Review Summary: Juke on Mars
Since the mid ‘90s, the ever-prolific Mouse on Mars have managed to stay startlingly fresh and ahead of the curve in the muted underworld of underground electronic music. It’s a story that beginnings with the laid-back and krautrock leanings of their debut Vuvaland
, as they expanded to the rich subtitles and micro-grooves of Iaora Tahiti
, before warping their sound again to the constantly malfunctioning electro fever dream Idiology
. This eccentric and supernatural world has since been dug up and exposed to a substantially larger audience, with Mouse on Mars’ keynote erratic eschews of modern electronics being explored by a new generation of producers. Despite this, Mouse on Mars make brilliant use of this homologous relationship between younger and older generations by utilizing the best of both worlds with the Spezmodia
EP, as they continue to build upon their wacky and idiosyncratic brand of electronic music within the similarly crazed and convention-breaking worlds of Juke and Footwork.
Letting holographic champagne loose is the acidic funk of ‘Bakerman Is Breaking Bad’, as a fury of snares and hi-hats attempt to guide a screwball of knob twisted modulations. If hinting at inspiration from the TV show, this track would best suit a see-thru Dreamcast-era arcade cabinet decked out in strains of flashing neon lights, featuring bold and jagged polygon recreations of Walter White and Jesse Pinkerman as they gun down Los Pollos Hermanos mech warriors that are programmed to terminate them at all costs (yes, this game diverges from its source material … slightly). ‘Cream Theme’ instantly transforms the rail-line funk of its predecessor into a machine steamed and bubbling Juke banger, scoring gifs of 3D models and the furious fingers of hyper-scrolling midnight hackers with backlit neon green keyboards. Naturally the hard-drive overheats a bit as the title track is forced to carry a slower and heavier tectonic groove; gradually collecting various glitched, echoing, and hyper-repeating vocal samples along the way. In its final minute, the track ascends off screen and into hyperspace with an intensely melodic and wonderfully radiant set of synth chords that affirm Mouse on Mars’ rich sense of time and execution within the palette of electronic dance music.
The latter half of Spezmodia
boasts two huge, overtly-synthesized bangers in the form of ‘Migmy’ and ‘I See Dizzy’, making fantastic use of the dynamic BMP’s, accelerated rhythms, and sampling of Juke, and the Chicago bred sub-bass of Footwork, as they wrap it around the context of their own pre-established trademarks; aggressive melodies, knob spinning disorientation, and flourishing micro sounds and subtleties. Despite Spezmodia
documenting Mouse on Mars' attempt to modify and revamp a pre-existing sound, they reject any logic of trend hoping or bandwagoning the recent boom of Juke and Footwork, by creating something that completely bypasses the sea of both home and studio producers that have so hazardously swarmed the sound.

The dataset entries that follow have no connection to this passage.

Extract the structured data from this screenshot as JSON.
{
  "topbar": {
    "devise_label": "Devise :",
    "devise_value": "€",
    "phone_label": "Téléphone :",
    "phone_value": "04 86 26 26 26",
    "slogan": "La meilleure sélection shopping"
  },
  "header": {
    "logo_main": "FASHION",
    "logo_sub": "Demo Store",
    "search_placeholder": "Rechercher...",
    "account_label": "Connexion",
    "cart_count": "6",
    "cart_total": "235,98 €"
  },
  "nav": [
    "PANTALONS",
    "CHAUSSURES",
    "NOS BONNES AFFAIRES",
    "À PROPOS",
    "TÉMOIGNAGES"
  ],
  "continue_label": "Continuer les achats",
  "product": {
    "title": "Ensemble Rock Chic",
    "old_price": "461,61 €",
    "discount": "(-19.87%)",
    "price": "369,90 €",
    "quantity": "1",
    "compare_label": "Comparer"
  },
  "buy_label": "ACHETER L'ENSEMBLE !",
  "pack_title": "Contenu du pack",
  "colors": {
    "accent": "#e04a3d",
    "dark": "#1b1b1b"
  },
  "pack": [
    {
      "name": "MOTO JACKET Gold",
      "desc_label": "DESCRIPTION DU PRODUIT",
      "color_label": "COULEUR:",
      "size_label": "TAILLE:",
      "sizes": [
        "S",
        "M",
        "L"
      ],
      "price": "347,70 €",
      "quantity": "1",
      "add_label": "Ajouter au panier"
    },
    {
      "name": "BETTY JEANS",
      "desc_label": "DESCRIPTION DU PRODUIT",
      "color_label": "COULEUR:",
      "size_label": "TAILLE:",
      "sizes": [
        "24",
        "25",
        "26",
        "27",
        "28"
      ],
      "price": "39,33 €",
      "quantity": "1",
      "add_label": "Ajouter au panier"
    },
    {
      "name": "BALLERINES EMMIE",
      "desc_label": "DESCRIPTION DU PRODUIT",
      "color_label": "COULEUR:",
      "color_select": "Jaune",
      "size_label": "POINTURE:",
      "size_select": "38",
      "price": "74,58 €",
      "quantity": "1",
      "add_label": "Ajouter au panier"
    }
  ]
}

Simply put there isn’t a weak link throughout Spezmodia
’s five tracks, with each track representing a different mode and flavor of Juke and Footwork. It’s incredibly catchy and uniquely constructed music from a storied duo that continues to stay relevant and atop of the pile over 20 years into their career, as they ultimately collide their talents into the richest and most rewarding release from this sound in a quite some time.